Combine and modifying both brainstorming best practices and game journalmethods presented by Fullerton 7 by analyzing existing games that have ex-ploration and puzzle elements. In order to identify what exploring and puzzlemechanics is the most entertaining to the designer to use as an inspiration. Todocument the identified mechanics the designers can use the “game journal”method. When they have identified fun mechanics then they can write them allup on a whiteboard and brainstorm with others or by themselves on how it canbe used in the design.5.2 PrototypeThe development of designing exploratory puzzles is a trial-and-error process.Physical and paper prototypes are the easiest type of prototypes that gamedesigners can construct on their own 7.I would suggest to prototype the environment component of the gameplayfirst and then prototype the puzzles because they need to have logical connec-tion to the environment and make sense. When designing an exploratory game,sketching and scenario writing for the narrative of the environment is fast andcheap. However these prototypes have their limitations; the final game will bereleased on a digital platform so digital prototyping is required. In addition pa-per prototyping does not give the sensory experience created by a digital game.6Instead of prototyping the “best” idea, prototype several top ideas so there willbe a lot of small prototypes to play around with.A way to modify the prototype method from the book would be to convertthe environment and puzzles prototypes to a flowchart. Write a scenario ora puzzle on a paper e.g. post it notes and arrange them into a flowchart ofwhat happens when. Since most exploratory games have a lot going on at once,this will show conveniently what is happening at what place. Each of thosenotes are puzzle or a place in the environment or a discovery game item in thegameplay. This way the environment and the puzzles can be seen as a whole aswhen prototyping.5.2.1 PlaytestWith puzzles it is best to playtest them right away after implementing a lowfidelity prototype (e.g. paper, physical). I think it is possibly the most impor-tant step in designing a good game. Playtest with people who have not seenor played the puzzle before.
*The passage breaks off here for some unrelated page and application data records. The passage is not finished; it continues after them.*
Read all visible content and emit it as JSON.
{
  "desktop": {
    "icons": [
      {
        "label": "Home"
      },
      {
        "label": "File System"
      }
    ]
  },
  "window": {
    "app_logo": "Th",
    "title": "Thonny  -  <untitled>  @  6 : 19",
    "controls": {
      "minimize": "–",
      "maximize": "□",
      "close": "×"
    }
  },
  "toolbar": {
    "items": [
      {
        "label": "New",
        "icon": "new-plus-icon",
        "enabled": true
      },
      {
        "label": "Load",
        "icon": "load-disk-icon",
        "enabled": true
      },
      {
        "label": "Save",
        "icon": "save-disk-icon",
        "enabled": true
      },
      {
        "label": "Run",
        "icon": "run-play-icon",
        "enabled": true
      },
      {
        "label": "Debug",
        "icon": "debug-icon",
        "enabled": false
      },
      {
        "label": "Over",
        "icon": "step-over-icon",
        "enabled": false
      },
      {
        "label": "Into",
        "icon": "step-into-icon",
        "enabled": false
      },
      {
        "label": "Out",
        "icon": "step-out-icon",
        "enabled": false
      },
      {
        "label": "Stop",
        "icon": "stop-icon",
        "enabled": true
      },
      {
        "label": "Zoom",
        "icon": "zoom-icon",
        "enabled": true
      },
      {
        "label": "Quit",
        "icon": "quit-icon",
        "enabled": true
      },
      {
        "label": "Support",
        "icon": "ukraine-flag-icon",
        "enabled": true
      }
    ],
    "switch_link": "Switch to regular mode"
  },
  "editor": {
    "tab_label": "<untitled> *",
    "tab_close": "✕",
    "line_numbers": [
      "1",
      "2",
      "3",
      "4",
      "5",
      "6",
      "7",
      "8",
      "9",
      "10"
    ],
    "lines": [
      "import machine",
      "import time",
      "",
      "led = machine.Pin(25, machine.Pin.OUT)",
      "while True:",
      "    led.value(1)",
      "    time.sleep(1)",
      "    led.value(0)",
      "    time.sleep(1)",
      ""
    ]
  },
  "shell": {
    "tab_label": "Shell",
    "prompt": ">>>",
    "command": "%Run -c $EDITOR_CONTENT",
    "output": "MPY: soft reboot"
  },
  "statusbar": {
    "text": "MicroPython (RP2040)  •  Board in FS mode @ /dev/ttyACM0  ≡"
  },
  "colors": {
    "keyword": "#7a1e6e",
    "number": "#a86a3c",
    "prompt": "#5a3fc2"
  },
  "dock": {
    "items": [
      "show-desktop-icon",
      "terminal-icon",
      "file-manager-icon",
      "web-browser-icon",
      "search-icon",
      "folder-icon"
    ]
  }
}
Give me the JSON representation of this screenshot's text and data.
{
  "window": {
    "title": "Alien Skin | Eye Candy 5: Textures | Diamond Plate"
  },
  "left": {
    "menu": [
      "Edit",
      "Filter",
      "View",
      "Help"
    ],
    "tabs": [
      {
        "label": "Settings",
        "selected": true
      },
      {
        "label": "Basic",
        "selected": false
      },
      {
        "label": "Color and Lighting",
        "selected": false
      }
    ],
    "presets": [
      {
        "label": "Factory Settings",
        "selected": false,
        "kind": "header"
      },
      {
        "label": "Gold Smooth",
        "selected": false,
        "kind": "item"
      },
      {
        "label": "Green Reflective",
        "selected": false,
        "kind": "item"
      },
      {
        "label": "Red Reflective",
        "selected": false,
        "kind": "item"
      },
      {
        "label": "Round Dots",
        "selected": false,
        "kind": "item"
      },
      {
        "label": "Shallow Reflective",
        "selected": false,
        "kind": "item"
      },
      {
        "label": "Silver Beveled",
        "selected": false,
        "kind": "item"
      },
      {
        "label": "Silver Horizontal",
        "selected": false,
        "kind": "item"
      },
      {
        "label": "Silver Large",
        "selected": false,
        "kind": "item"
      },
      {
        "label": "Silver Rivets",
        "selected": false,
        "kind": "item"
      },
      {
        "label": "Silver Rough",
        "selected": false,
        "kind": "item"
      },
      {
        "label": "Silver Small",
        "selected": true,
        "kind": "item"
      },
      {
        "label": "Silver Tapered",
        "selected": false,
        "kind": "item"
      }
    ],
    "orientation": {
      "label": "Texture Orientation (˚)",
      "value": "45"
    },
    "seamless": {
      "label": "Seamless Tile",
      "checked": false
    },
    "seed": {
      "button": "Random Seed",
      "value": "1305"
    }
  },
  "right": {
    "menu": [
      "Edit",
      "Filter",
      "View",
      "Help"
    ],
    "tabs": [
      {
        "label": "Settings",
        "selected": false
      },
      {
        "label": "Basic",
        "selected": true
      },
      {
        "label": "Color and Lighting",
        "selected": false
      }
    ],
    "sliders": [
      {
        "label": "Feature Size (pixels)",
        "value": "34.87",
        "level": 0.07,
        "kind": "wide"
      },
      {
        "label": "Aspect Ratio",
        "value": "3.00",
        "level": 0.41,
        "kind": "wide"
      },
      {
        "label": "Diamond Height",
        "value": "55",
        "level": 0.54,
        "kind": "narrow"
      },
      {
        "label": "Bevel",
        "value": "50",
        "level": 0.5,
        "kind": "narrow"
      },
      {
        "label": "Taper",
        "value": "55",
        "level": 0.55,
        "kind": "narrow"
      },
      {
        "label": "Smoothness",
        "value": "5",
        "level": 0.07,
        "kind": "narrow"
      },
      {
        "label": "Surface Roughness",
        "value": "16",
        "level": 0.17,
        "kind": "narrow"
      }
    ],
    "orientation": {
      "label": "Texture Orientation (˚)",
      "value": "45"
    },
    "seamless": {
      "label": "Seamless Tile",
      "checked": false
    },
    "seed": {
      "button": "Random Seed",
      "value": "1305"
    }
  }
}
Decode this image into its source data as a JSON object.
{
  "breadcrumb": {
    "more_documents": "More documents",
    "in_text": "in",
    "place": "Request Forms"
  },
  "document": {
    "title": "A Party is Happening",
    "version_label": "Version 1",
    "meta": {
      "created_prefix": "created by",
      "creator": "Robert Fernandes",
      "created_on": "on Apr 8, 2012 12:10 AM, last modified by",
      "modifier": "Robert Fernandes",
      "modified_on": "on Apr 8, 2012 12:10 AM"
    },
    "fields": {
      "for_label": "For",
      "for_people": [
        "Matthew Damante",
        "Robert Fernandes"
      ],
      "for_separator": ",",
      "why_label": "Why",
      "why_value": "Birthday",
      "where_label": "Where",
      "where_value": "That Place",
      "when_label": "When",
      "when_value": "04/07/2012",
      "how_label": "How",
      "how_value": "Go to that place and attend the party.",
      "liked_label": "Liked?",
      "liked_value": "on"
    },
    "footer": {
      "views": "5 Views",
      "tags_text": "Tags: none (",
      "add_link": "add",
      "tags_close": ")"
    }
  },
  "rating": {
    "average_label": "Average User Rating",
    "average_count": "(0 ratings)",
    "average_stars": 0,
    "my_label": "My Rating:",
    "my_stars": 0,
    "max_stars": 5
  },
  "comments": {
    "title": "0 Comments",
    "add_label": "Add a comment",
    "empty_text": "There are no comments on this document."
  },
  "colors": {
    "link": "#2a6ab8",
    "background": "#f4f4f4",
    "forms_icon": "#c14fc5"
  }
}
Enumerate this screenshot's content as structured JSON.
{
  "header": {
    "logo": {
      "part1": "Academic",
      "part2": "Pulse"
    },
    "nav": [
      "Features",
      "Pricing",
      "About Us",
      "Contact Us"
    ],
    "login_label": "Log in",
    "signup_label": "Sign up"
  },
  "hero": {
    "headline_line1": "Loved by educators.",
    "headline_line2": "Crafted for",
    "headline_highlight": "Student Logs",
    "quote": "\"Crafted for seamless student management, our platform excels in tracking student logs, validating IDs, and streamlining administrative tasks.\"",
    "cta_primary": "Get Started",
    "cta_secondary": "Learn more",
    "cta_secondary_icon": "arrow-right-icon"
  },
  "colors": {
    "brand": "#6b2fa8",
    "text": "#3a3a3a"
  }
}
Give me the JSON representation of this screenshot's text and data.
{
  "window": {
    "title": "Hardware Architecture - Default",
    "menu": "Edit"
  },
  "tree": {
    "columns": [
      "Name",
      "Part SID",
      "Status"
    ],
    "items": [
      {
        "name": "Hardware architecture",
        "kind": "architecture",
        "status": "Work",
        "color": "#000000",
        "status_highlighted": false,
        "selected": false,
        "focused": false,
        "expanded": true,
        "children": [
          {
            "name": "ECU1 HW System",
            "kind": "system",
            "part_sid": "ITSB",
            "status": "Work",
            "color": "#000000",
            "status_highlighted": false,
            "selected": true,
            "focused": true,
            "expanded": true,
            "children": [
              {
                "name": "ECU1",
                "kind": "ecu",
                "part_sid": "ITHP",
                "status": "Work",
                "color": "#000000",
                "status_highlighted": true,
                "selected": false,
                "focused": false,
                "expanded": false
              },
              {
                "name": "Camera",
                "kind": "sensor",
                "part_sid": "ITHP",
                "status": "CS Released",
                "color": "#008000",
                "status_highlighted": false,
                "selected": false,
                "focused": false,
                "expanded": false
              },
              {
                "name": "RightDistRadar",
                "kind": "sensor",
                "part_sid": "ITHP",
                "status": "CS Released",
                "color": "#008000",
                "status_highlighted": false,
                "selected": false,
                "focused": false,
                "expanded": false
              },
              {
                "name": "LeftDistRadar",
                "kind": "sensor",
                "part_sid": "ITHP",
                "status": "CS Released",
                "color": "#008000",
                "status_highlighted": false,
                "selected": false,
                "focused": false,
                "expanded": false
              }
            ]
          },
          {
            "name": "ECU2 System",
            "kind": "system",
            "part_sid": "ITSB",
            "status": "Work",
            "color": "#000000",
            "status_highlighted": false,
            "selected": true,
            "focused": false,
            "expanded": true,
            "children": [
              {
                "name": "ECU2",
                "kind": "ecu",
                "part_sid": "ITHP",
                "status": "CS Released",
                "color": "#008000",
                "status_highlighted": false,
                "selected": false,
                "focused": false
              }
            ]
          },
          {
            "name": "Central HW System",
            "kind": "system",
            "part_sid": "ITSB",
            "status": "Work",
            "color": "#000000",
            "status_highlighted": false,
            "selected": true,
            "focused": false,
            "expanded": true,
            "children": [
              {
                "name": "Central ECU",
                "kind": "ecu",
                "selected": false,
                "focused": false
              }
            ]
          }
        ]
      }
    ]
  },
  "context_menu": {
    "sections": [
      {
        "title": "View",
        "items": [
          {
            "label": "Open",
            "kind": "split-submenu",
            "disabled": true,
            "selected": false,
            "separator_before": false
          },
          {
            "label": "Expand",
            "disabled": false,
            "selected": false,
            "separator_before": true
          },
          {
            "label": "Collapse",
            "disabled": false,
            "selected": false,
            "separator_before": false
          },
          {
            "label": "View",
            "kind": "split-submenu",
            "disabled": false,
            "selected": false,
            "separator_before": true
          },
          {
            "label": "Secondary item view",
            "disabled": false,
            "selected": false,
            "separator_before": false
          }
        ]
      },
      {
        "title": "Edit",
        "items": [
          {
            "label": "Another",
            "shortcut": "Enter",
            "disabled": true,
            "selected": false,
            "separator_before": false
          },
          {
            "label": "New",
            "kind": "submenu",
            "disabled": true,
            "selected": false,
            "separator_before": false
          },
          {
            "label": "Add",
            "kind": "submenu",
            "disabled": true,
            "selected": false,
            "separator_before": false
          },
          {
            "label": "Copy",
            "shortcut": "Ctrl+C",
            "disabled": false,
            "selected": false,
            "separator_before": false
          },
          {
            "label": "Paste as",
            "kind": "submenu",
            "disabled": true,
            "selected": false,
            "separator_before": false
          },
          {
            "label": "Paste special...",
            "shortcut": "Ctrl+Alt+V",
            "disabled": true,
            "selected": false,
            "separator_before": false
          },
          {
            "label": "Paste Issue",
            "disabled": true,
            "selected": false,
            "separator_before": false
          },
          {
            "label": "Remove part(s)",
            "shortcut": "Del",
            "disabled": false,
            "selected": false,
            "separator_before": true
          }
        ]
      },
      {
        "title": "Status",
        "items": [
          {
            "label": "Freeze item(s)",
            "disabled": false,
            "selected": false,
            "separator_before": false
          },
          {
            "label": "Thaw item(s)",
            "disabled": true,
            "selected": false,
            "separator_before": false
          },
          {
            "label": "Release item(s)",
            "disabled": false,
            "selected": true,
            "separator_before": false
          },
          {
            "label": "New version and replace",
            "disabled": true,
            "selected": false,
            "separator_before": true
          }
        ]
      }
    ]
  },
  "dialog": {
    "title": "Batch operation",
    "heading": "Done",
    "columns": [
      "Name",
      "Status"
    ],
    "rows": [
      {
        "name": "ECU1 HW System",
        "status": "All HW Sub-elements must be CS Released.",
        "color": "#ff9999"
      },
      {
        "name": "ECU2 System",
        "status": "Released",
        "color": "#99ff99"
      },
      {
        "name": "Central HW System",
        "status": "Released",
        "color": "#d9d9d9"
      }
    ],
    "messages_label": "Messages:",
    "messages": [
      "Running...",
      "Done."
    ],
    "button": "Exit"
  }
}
When playtesters are testing the puzzles, try tokeep as quiet as possible and encourage the playtesters to use the “think aloud”method. Gather statistics to help measure the puzzles difficulty